Yes, youth are much more concerned. While more than 80% of Americans now self identify as either an “active participant” (22%) or “sympathetic to” (59%) the environmental movement, these numbers are strongest for those between the ages of 12 and 17. On the specific question of confronting the challenge of climate change, approximately 75% of those under 20 said this was a top priority, while only 50% of those over 65 said the same. Moreover, the research indicated that parents look to their teens and tweens for guidance on environmental issues.
The results of the full survey, which interviewed over 22,000 Americans including teens, are available here. The survey indicated in the vast majority of households with teens, they are becoming opinion leaders in their households, with strongly held attitudes (+80%, substantially more than any other age group) that personal responsibility toward the environment is important.
Incidentally, the Ocean Project has researched Youth in Action: Motivating Teens and Tweens to Protect the Ocean, looking at the potential for tapping social media tools to engage teens.
Why the two surveys had such substantially different results may have a little to do with the timing and perhaps more to do with the questions asked and how they were framed. Nevertheless, a closer look at why these studies seem to support divergent conclusions is needed.
On a somewhat related tangent, in his insightful article in Mother Jones entitled “The Science of Why We Don’t Believe Science,” Chris Mooney describes a topsy-turvy world that sounds more like Alice in Wonderland than a rational, 21st Century society where enlightened thought and evidence rule the day.

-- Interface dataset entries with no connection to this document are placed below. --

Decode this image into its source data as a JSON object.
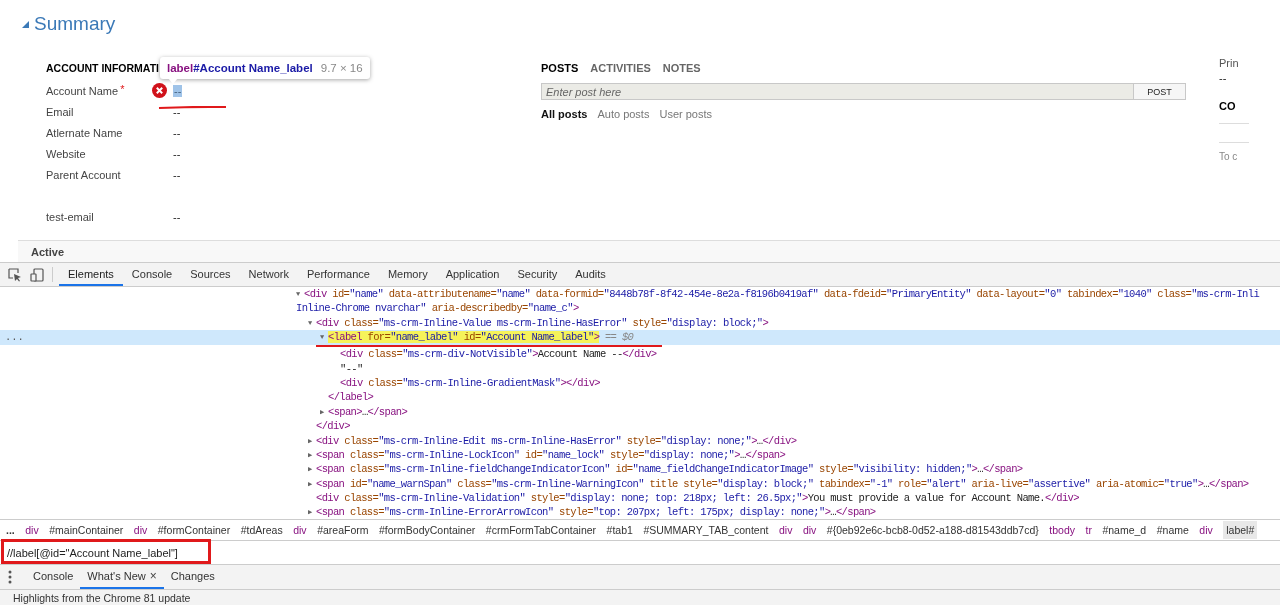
{
  "summary": {
    "title": "Summary"
  },
  "account_information": {
    "heading": "ACCOUNT INFORMATI",
    "fields": [
      {
        "label": "Account Name",
        "required_mark": "*",
        "error": true,
        "inspected": true,
        "value": "--"
      },
      {
        "label": "Email",
        "error": false,
        "inspected": false,
        "value": "--"
      },
      {
        "label": "Atlernate Name",
        "error": false,
        "inspected": false,
        "value": "--"
      },
      {
        "label": "Website",
        "error": false,
        "inspected": false,
        "value": "--"
      },
      {
        "label": "Parent Account",
        "error": false,
        "inspected": false,
        "value": "--"
      },
      {
        "label": "test-email",
        "error": false,
        "inspected": false,
        "value": "--",
        "spaced": true
      }
    ]
  },
  "social_pane": {
    "tabs": [
      {
        "label": "POSTS",
        "selected": true
      },
      {
        "label": "ACTIVITIES",
        "selected": false
      },
      {
        "label": "NOTES",
        "selected": false
      }
    ],
    "post_field": {
      "placeholder": "Enter post here"
    },
    "post_button": "POST",
    "filters": [
      {
        "label": "All posts",
        "selected": true
      },
      {
        "label": "Auto posts",
        "selected": false
      },
      {
        "label": "User posts",
        "selected": false
      }
    ]
  },
  "right_column": {
    "label": "Prin",
    "value": "--",
    "heading": "CO",
    "text": "To c"
  },
  "inspect_tooltip": {
    "tag": "label",
    "id": "#Account Name_label",
    "size": "9.7 × 16"
  },
  "status_bar": {
    "text": "Active"
  },
  "devtools": {
    "tabs": [
      {
        "label": "Elements",
        "selected": true
      },
      {
        "label": "Console",
        "selected": false
      },
      {
        "label": "Sources",
        "selected": false
      },
      {
        "label": "Network",
        "selected": false
      },
      {
        "label": "Performance",
        "selected": false
      },
      {
        "label": "Memory",
        "selected": false
      },
      {
        "label": "Application",
        "selected": false
      },
      {
        "label": "Security",
        "selected": false
      },
      {
        "label": "Audits",
        "selected": false
      }
    ],
    "dom_tree": [
      {
        "toggle": "▼",
        "selected": false,
        "match": false,
        "segments": [
          {
            "kind": "tag",
            "text": "<div"
          },
          {
            "kind": "attr",
            "text": " id="
          },
          {
            "kind": "value",
            "text": "\"name\""
          },
          {
            "kind": "attr",
            "text": " data-attributename="
          },
          {
            "kind": "value",
            "text": "\"name\""
          },
          {
            "kind": "attr",
            "text": " data-formid="
          },
          {
            "kind": "value",
            "text": "\"8448b78f-8f42-454e-8e2a-f8196b0419af\""
          },
          {
            "kind": "attr",
            "text": " data-fdeid="
          },
          {
            "kind": "value",
            "text": "\"PrimaryEntity\""
          },
          {
            "kind": "attr",
            "text": " data-layout="
          },
          {
            "kind": "value",
            "text": "\"0\""
          },
          {
            "kind": "attr",
            "text": " tabindex="
          },
          {
            "kind": "value",
            "text": "\"1040\""
          },
          {
            "kind": "attr",
            "text": " class="
          },
          {
            "kind": "value",
            "text": "\"ms-crm-Inli"
          }
        ],
        "wrapped_segments": [
          {
            "kind": "value",
            "text": "Inline-Chrome nvarchar\""
          },
          {
            "kind": "attr",
            "text": " aria-describedby="
          },
          {
            "kind": "value",
            "text": "\"name_c\""
          },
          {
            "kind": "tag",
            "text": ">"
          }
        ],
        "children": [
          {
            "toggle": "▼",
            "selected": false,
            "match": false,
            "segments": [
              {
                "kind": "tag",
                "text": "<div"
              },
              {
                "kind": "attr",
                "text": " class="
              },
              {
                "kind": "value",
                "text": "\"ms-crm-Inline-Value ms-crm-Inline-HasError\""
              },
              {
                "kind": "attr",
                "text": " style="
              },
              {
                "kind": "value",
                "text": "\"display: block;\""
              },
              {
                "kind": "tag",
                "text": ">"
              }
            ],
            "children": [
              {
                "toggle": "▼",
                "selected": true,
                "match": true,
                "gutter": "...",
                "segments": [
                  {
                    "kind": "tag",
                    "text": "<label"
                  },
                  {
                    "kind": "attr",
                    "text": " for="
                  },
                  {
                    "kind": "value",
                    "text": "\"name_label\""
                  },
                  {
                    "kind": "attr",
                    "text": " id="
                  },
                  {
                    "kind": "value",
                    "text": "\"Account Name_label\""
                  },
                  {
                    "kind": "tag",
                    "text": ">"
                  },
                  {
                    "kind": "ref",
                    "text": " == $0"
                  }
                ],
                "children": [
                  {
                    "selected": false,
                    "match": false,
                    "segments": [
                      {
                        "kind": "tag",
                        "text": "<div"
                      },
                      {
                        "kind": "attr",
                        "text": " class="
                      },
                      {
                        "kind": "value",
                        "text": "\"ms-crm-div-NotVisible\""
                      },
                      {
                        "kind": "tag",
                        "text": ">"
                      },
                      {
                        "kind": "text",
                        "text": "Account Name --"
                      },
                      {
                        "kind": "tag",
                        "text": "</div>"
                      }
                    ]
                  },
                  {
                    "selected": false,
                    "match": false,
                    "segments": [
                      {
                        "kind": "text",
                        "text": "\"--\""
                      }
                    ]
                  },
                  {
                    "selected": false,
                    "match": false,
                    "segments": [
                      {
                        "kind": "tag",
                        "text": "<div"
                      },
                      {
                        "kind": "attr",
                        "text": " class="
                      },
                      {
                        "kind": "value",
                        "text": "\"ms-crm-Inline-GradientMask\""
                      },
                      {
                        "kind": "tag",
                        "text": "></div>"
                      }
                    ]
                  }
                ]
              },
              {
                "selected": false,
                "match": false,
                "segments": [
                  {
                    "kind": "tag",
                    "text": "</label>"
                  }
                ]
              },
              {
                "toggle": "▶",
                "selected": false,
                "match": false,
                "segments": [
                  {
                    "kind": "tag",
                    "text": "<span>"
                  },
                  {
                    "kind": "text",
                    "text": "…"
                  },
                  {
                    "kind": "tag",
                    "text": "</span>"
                  }
                ]
              }
            ]
          },
          {
            "selected": false,
            "match": false,
            "segments": [
              {
                "kind": "tag",
                "text": "</div>"
              }
            ]
          },
          {
            "toggle": "▶",
            "selected": false,
            "match": false,
            "segments": [
              {
                "kind": "tag",
                "text": "<div"
              },
              {
                "kind": "attr",
                "text": " class="
              },
              {
                "kind": "value",
                "text": "\"ms-crm-Inline-Edit ms-crm-Inline-HasError\""
              },
              {
                "kind": "attr",
                "text": " style="
              },
              {
                "kind": "value",
                "text": "\"display: none;\""
              },
              {
                "kind": "tag",
                "text": ">"
              },
              {
                "kind": "text",
                "text": "…"
              },
              {
                "kind": "tag",
                "text": "</div>"
              }
            ]
          },
          {
            "toggle": "▶",
            "selected": false,
            "match": false,
            "segments": [
              {
                "kind": "tag",
                "text": "<span"
              },
              {
                "kind": "attr",
                "text": " class="
              },
              {
                "kind": "value",
                "text": "\"ms-crm-Inline-LockIcon\""
              },
              {
                "kind": "attr",
                "text": " id="
              },
              {
                "kind": "value",
                "text": "\"name_lock\""
              },
              {
                "kind": "attr",
                "text": " style="
              },
              {
                "kind": "value",
                "text": "\"display: none;\""
              },
              {
                "kind": "tag",
                "text": ">"
              },
              {
                "kind": "text",
                "text": "…"
              },
              {
                "kind": "tag",
                "text": "</span>"
              }
            ]
          },
          {
            "toggle": "▶",
            "selected": false,
            "match": false,
            "segments": [
              {
                "kind": "tag",
                "text": "<span"
              },
              {
                "kind": "attr",
                "text": " class="
              },
              {
                "kind": "value",
                "text": "\"ms-crm-Inline-fieldChangeIndicatorIcon\""
              },
              {
                "kind": "attr",
                "text": " id="
              },
              {
                "kind": "value",
                "text": "\"name_fieldChangeIndicatorImage\""
              },
              {
                "kind": "attr",
                "text": " style="
              },
              {
                "kind": "value",
                "text": "\"visibility: hidden;\""
              },
              {
                "kind": "tag",
                "text": ">"
              },
              {
                "kind": "text",
                "text": "…"
              },
              {
                "kind": "tag",
                "text": "</span>"
              }
            ]
          },
          {
            "toggle": "▶",
            "selected": false,
            "match": false,
            "segments": [
              {
                "kind": "tag",
                "text": "<span"
              },
              {
                "kind": "attr",
                "text": " id="
              },
              {
                "kind": "value",
                "text": "\"name_warnSpan\""
              },
              {
                "kind": "attr",
                "text": " class="
              },
              {
                "kind": "value",
                "text": "\"ms-crm-Inline-WarningIcon\""
              },
              {
                "kind": "attr",
                "text": " title"
              },
              {
                "kind": "attr",
                "text": " style="
              },
              {
                "kind": "value",
                "text": "\"display: block;\""
              },
              {
                "kind": "attr",
                "text": " tabindex="
              },
              {
                "kind": "value",
                "text": "\"-1\""
              },
              {
                "kind": "attr",
                "text": " role="
              },
              {
                "kind": "value",
                "text": "\"alert\""
              },
              {
                "kind": "attr",
                "text": " aria-live="
              },
              {
                "kind": "value",
                "text": "\"assertive\""
              },
              {
                "kind": "attr",
                "text": " aria-atomic="
              },
              {
                "kind": "value",
                "text": "\"true\""
              },
              {
                "kind": "tag",
                "text": ">"
              },
              {
                "kind": "text",
                "text": "…"
              },
              {
                "kind": "tag",
                "text": "</span>"
              }
            ]
          },
          {
            "selected": false,
            "match": false,
            "segments": [
              {
                "kind": "tag",
                "text": "<div"
              },
              {
                "kind": "attr",
                "text": " class="
              },
              {
                "kind": "value",
                "text": "\"ms-crm-Inline-Validation\""
              },
              {
                "kind": "attr",
                "text": " style="
              },
              {
                "kind": "value",
                "text": "\"display: none; top: 218px; left: 26.5px;\""
              },
              {
                "kind": "tag",
                "text": ">"
              },
              {
                "kind": "text",
                "text": "You must provide a value for Account Name."
              },
              {
                "kind": "tag",
                "text": "</div>"
              }
            ]
          },
          {
            "toggle": "▶",
            "selected": false,
            "match": false,
            "segments": [
              {
                "kind": "tag",
                "text": "<span"
              },
              {
                "kind": "attr",
                "text": " class="
              },
              {
                "kind": "value",
                "text": "\"ms-crm-Inline-ErrorArrowIcon\""
              },
              {
                "kind": "attr",
                "text": " style="
              },
              {
                "kind": "value",
                "text": "\"top: 207px; left: 175px; display: none;\""
              },
              {
                "kind": "tag",
                "text": ">"
              },
              {
                "kind": "text",
                "text": "…"
              },
              {
                "kind": "tag",
                "text": "</span>"
              }
            ]
          }
        ]
      }
    ],
    "breadcrumbs": [
      {
        "text": "...",
        "kind": "more",
        "selected": false
      },
      {
        "text": "div",
        "kind": "tag",
        "selected": false
      },
      {
        "text": "#mainContainer",
        "kind": "id",
        "selected": false
      },
      {
        "text": "div",
        "kind": "tag",
        "selected": false
      },
      {
        "text": "#formContainer",
        "kind": "id",
        "selected": false
      },
      {
        "text": "#tdAreas",
        "kind": "id",
        "selected": false
      },
      {
        "text": "div",
        "kind": "tag",
        "selected": false
      },
      {
        "text": "#areaForm",
        "kind": "id",
        "selected": false
      },
      {
        "text": "#formBodyContainer",
        "kind": "id",
        "selected": false
      },
      {
        "text": "#crmFormTabContainer",
        "kind": "id",
        "selected": false
      },
      {
        "text": "#tab1",
        "kind": "id",
        "selected": false
      },
      {
        "text": "#SUMMARY_TAB_content",
        "kind": "id",
        "selected": false
      },
      {
        "text": "div",
        "kind": "tag",
        "selected": false
      },
      {
        "text": "div",
        "kind": "tag",
        "selected": false
      },
      {
        "text": "#{0eb92e6c-bcb8-0d52-a188-d81543ddb7cd}",
        "kind": "id",
        "selected": false
      },
      {
        "text": "tbody",
        "kind": "tag",
        "selected": false
      },
      {
        "text": "tr",
        "kind": "tag",
        "selected": false
      },
      {
        "text": "#name_d",
        "kind": "id",
        "selected": false
      },
      {
        "text": "#name",
        "kind": "id",
        "selected": false
      },
      {
        "text": "div",
        "kind": "tag",
        "selected": false
      },
      {
        "text": "label#",
        "kind": "id",
        "selected": true
      }
    ],
    "search": {
      "value": "//label[@id=\"Account Name_label\"]"
    },
    "drawer": {
      "tabs": [
        {
          "label": "Console",
          "selected": false
        },
        {
          "label": "What's New",
          "selected": true,
          "close": "×"
        },
        {
          "label": "Changes",
          "selected": false
        }
      ],
      "content": "Highlights from the Chrome 81 update"
    }
  }
}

If you wanted to show how and why fact is ditched in favor of motivated reasoning, you could find no better test case than climate change. After all, it’s an issue where you have highly technical information on one hand and very strong beliefs on the other. And sure enough, one key predictor of whether you accept the science of global warming is whether you’re a Republican or a Democrat. The two groups have been growing more divided in their views about the topic, even as the science becomes more unequivocal.
So perhaps it should come as no surprise that more education doesn’t budge Republican views. On the contrary: In a 2008 Pew survey, for instance, only 19 percent of college-educated Republicans agreed that the planet is warming due to human actions, versus 31 percent of non-college educated Republicans. In other words, a higher education correlated with an increased likelihood of denying the science on the issue. Meanwhile, among Democrats and independents, more education correlated with greater acceptance of the science.
Examining social science research on a wide range of topics ranging from evolution to WMD in Iraq, Mooney points out what many social scientists have observed for decades: humans tilt toward thoughts that are in sync with previous beliefs, and then build arguments to challenge new ideas.
In other words, when we think we’re reasoning, we may instead be rationalizing. Or to use an analogy offered by University of Virginia psychologist Jonathan Haidt: We may think we’re being scientists, but we’re actually being lawyers (PDF). Our “reasoning” is a means to a predetermined end—winning our “case”—and is shot through with biases. They include “confirmation bias,” in which we give greater heed to evidence and arguments that bolster our beliefs, and “disconfirmation bias,” in which we expend disproportionate energy trying to debunk or refute views and arguments that we find uncongenial.
Which takes us back to teens and the fact that they are open to admitting that they don’t know about many aspects of climate (and energy.) Rather than arguing opinions, which tends to be the way adults “debate” issues, whether scientific or political, teens may be more open to “teachable moments” if they are presented with them in an engaging way and relevant context.